BEGIN Data

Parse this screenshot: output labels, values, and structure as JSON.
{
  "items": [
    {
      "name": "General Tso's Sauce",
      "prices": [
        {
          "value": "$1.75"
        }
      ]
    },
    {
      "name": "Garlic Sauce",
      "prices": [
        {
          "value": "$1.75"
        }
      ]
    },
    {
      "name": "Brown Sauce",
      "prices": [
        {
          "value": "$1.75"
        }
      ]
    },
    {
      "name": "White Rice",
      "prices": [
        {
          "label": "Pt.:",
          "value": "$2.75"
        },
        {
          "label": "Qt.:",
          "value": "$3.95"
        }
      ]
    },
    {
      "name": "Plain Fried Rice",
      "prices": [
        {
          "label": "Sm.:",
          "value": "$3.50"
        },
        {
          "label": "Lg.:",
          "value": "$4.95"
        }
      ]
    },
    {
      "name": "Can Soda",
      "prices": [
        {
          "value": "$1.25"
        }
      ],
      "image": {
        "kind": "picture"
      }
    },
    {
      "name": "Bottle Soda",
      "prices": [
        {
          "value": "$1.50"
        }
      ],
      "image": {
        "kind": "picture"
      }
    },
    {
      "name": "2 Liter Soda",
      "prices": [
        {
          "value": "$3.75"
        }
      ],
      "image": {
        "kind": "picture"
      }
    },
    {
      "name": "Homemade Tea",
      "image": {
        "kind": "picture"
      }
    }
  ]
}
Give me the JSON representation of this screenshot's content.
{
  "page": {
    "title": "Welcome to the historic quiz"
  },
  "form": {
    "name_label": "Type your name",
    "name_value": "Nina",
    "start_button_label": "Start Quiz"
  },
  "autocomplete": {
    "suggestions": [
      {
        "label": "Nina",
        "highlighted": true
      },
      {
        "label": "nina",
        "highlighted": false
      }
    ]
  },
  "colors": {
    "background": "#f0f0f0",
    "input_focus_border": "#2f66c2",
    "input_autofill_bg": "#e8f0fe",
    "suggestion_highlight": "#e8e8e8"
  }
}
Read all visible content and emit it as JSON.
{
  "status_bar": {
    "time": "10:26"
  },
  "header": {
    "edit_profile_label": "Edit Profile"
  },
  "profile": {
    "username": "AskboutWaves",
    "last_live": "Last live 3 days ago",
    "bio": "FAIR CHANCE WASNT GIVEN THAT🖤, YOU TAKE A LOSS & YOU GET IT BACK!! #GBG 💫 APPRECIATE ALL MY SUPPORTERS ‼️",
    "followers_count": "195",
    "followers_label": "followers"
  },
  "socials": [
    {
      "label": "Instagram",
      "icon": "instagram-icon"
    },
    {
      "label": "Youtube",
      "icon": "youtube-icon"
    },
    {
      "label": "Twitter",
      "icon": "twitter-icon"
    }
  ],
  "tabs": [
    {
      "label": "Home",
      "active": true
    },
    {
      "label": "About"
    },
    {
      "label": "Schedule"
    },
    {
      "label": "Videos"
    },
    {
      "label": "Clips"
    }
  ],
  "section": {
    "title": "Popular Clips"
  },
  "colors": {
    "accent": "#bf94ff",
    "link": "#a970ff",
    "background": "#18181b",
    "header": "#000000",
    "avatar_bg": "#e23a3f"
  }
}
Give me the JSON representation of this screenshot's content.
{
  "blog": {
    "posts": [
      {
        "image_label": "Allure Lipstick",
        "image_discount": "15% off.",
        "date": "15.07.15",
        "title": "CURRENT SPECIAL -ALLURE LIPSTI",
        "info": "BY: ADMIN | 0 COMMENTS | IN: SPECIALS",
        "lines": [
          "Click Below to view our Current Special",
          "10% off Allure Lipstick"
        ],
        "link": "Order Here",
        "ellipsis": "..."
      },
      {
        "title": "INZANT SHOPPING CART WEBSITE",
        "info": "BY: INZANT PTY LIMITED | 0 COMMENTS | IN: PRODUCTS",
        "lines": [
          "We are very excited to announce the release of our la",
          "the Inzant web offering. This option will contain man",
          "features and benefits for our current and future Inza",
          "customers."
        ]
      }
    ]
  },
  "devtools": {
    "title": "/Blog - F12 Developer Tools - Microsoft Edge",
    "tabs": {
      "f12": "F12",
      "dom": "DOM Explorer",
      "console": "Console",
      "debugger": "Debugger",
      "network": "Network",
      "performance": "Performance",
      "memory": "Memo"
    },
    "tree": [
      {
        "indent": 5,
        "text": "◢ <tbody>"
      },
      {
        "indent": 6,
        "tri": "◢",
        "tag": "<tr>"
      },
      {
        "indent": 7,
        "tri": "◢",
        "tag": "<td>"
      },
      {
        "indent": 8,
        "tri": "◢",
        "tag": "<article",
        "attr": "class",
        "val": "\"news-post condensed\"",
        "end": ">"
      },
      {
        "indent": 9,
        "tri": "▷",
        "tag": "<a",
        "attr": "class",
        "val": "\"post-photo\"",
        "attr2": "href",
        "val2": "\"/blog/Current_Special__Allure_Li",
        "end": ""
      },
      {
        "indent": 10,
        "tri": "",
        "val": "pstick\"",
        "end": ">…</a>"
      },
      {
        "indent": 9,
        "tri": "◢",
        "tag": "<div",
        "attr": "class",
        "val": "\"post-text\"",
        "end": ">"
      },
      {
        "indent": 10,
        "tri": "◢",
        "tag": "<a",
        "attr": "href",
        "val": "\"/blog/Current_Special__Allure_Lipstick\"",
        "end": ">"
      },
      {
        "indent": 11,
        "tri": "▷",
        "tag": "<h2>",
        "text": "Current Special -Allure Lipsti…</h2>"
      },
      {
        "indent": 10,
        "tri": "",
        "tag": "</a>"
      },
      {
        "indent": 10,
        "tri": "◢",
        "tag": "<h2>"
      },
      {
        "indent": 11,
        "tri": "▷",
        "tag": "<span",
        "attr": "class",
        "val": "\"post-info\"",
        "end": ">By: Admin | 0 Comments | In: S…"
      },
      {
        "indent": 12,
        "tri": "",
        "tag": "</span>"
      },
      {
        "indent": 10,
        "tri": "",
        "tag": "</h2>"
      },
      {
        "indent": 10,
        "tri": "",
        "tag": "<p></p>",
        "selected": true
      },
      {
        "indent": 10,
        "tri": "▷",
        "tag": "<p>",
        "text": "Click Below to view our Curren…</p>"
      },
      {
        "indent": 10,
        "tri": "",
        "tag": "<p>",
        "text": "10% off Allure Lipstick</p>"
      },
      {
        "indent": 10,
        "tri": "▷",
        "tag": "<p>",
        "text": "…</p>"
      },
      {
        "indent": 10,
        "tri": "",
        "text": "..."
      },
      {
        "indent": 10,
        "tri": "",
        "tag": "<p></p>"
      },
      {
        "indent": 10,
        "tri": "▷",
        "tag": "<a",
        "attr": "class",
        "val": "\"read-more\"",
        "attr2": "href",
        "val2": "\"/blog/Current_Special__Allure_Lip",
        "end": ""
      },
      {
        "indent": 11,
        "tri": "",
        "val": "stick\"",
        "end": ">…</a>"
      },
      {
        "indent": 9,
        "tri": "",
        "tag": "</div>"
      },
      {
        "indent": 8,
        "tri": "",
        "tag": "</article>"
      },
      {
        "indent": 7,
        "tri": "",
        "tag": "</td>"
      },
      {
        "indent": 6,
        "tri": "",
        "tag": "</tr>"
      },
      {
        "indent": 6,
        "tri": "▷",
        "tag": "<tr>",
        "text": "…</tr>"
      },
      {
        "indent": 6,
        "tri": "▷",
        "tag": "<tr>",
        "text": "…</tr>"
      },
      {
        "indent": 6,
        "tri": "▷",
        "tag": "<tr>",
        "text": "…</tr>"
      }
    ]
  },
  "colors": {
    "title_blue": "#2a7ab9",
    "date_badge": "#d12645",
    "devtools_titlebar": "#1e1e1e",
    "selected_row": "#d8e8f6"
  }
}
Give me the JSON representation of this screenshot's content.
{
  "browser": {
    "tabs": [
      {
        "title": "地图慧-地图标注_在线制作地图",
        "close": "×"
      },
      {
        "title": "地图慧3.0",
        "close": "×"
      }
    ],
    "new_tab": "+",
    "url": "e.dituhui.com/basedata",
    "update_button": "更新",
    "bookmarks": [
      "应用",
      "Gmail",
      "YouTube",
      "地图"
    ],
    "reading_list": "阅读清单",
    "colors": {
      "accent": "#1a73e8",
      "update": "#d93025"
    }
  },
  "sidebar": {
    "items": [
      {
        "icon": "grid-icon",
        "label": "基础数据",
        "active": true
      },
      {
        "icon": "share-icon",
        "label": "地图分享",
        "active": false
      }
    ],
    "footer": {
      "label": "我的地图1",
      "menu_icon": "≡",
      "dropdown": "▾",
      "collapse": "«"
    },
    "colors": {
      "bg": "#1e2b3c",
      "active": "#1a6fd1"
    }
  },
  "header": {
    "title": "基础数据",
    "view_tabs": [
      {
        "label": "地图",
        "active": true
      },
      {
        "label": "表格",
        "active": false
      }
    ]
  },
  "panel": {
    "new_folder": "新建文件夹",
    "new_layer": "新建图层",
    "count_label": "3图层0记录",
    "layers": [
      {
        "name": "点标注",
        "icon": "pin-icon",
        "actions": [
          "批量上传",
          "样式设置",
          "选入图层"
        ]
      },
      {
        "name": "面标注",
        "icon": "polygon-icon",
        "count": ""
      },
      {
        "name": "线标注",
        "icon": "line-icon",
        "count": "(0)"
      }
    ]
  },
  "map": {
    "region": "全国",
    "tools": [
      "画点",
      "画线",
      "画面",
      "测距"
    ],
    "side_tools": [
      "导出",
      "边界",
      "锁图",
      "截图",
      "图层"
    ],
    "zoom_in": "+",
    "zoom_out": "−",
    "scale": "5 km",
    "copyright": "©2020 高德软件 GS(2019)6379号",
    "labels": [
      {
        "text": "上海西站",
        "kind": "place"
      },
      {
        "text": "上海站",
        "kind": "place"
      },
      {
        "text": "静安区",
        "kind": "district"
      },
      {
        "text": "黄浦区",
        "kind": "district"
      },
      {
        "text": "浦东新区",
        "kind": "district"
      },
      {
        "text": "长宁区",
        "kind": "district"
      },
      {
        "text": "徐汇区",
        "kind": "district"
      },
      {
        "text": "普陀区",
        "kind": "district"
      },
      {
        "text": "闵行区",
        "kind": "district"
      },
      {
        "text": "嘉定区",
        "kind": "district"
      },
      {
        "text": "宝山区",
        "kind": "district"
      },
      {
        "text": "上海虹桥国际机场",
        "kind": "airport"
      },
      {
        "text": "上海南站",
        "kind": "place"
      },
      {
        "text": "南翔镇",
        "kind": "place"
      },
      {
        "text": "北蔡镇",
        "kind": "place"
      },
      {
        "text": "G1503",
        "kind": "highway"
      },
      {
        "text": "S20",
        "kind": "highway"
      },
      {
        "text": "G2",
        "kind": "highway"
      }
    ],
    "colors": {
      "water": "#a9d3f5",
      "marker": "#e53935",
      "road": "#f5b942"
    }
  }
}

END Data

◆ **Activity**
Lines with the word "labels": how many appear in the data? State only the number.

◆ **Result for this exercise**
2